For those who are interested in the science, current physiotherapy research focuses on the contribution of the ‘trigeminal cervical nucleus’ to headache and migraine. This area of the brainstem acts as an amplifier when sensitised; increasing its outputs to the sensory cortex, thereby creating a perceptible increase in pain experience. By using specific manual techniques to the upper cervical spine, desensitisation of the trigeminal cervical nucleus amplification occurs, and a significant reduction in headaches/migraines can be achieved. (3,4)

Can physio treat my headaches/migraines?

Yes! Whilst all our physios at Albert Park Physiotherapy can treat headaches and migraines; Principal Physiotherapist, David Bajayo, has undertaken specific postgraduate training in the treatment of headaches and migraines. In addition to attending the 3 day Level I Foundation Headache Course, David recently completed a 2 day Level II Consolidation Headache Course; 'The Role of CO-C3 Segmental Dysfunction in Primary Headache' in Sydney under the guidance of Australian Physiotherapist Dean Watson of the Watson Headache® Institute. The Watson Headache® Approach is an internationally recognised and scientifically researched method of examining, diagnosing and treating headache and migraine conditions.

No matter how long you have had your headache or migraine for, come and see David. In the vast majority of cases (80%), people with headaches or migraines experience improvements within 3-4 treatment sessions. Call Albert Park Physiotherapy (Melbourne) on (03) 9690 5858 for an appointment.

1. Vargas BB, (2008): Tension-type headache and migraine: two points on a continuum? Current Pain Headache Reports Dec;12(6):433-6.

2. http://headacheaustralia.org.au/what-is-headache/11-prevalence-and-cost-of-headache, Headache Australia, website accessed 20/9/2014.

3. Dean H. Watson and Peter D. Drummond (2012):  Head Pain Referral During Examination of the Neck in Migraine and Tension-Type Headache. Headache: The Journal of Head and Face Pain Volume 52, Issue 8, Pages: 1226–1235

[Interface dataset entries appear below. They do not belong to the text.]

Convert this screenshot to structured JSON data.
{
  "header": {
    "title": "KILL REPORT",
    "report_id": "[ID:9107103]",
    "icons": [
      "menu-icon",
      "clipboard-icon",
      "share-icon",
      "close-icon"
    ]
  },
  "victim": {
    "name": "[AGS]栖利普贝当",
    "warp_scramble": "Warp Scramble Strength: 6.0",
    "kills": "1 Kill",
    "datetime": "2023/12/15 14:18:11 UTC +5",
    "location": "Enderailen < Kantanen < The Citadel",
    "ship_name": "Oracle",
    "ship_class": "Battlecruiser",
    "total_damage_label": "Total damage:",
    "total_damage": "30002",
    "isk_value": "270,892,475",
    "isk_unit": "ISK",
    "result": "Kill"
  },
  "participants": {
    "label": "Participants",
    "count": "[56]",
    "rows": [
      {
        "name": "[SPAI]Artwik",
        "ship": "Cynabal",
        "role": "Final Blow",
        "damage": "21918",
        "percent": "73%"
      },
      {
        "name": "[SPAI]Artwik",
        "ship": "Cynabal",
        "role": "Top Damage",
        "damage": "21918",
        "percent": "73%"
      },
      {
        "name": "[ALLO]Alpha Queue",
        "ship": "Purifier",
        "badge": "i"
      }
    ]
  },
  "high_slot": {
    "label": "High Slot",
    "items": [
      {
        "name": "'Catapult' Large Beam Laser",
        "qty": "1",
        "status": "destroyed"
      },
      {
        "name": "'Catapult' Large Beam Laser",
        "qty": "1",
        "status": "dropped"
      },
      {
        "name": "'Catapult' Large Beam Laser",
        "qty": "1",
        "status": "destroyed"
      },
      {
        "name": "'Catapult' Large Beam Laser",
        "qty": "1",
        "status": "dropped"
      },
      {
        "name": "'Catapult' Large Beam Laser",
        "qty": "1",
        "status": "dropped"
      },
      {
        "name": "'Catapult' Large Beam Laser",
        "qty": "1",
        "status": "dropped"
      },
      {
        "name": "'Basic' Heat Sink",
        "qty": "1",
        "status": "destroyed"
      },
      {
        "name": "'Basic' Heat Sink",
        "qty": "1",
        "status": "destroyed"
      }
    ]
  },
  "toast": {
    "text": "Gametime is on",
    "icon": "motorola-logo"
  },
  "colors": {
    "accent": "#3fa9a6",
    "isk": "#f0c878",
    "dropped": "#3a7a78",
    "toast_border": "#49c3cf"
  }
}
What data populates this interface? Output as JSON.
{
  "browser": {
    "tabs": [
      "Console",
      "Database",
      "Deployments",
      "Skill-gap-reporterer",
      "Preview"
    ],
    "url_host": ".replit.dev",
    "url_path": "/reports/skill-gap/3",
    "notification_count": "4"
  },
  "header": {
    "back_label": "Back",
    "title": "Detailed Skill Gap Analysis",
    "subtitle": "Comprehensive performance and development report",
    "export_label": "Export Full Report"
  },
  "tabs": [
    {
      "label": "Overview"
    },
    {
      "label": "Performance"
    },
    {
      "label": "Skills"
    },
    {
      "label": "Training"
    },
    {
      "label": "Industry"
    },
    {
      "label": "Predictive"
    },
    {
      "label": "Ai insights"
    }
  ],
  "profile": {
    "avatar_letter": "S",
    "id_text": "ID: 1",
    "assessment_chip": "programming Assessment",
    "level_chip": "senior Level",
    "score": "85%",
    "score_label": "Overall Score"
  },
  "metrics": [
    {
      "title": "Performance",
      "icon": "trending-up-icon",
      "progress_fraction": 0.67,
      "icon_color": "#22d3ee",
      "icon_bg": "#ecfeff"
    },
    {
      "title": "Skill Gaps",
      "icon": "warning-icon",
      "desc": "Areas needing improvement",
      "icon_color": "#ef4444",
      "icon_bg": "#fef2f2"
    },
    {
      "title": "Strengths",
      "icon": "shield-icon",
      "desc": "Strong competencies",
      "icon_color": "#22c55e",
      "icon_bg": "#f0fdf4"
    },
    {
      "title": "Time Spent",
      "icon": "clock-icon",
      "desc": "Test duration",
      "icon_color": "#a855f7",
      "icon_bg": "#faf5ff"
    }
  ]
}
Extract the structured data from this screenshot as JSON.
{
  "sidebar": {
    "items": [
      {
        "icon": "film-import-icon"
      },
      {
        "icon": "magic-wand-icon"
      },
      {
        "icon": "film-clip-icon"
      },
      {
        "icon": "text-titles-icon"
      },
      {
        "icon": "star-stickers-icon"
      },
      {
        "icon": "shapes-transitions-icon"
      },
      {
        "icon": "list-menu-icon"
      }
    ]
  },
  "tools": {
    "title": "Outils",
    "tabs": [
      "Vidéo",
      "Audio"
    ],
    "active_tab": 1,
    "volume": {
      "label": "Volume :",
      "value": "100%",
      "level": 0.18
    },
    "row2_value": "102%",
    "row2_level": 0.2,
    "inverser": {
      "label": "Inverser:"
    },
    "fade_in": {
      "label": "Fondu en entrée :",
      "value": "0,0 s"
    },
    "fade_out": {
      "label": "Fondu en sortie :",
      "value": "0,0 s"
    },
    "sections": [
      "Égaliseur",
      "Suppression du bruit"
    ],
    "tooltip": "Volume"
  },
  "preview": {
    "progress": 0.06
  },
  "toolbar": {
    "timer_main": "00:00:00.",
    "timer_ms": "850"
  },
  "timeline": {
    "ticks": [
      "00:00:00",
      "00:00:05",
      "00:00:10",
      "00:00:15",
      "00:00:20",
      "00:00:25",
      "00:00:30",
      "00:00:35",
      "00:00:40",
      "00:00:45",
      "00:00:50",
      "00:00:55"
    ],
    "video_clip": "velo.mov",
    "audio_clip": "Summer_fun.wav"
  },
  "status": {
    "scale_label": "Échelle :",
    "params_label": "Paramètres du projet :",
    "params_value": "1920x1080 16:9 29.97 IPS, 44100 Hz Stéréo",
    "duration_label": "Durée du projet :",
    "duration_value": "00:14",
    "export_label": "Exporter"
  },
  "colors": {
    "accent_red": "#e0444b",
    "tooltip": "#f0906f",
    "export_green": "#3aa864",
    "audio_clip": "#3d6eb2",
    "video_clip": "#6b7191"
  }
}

4. Dean H. Watson and Peter D. Drummond (2014) Cervical Referral of Head Pain in Migraineurs: Effects on the Nociceptive Blink Reflex Headache: The Journal of Head and Face Pain Volume 54, Issue 6, June 2014, Pages: 1035–1045, Dean H. Watson and Peter D. Drummond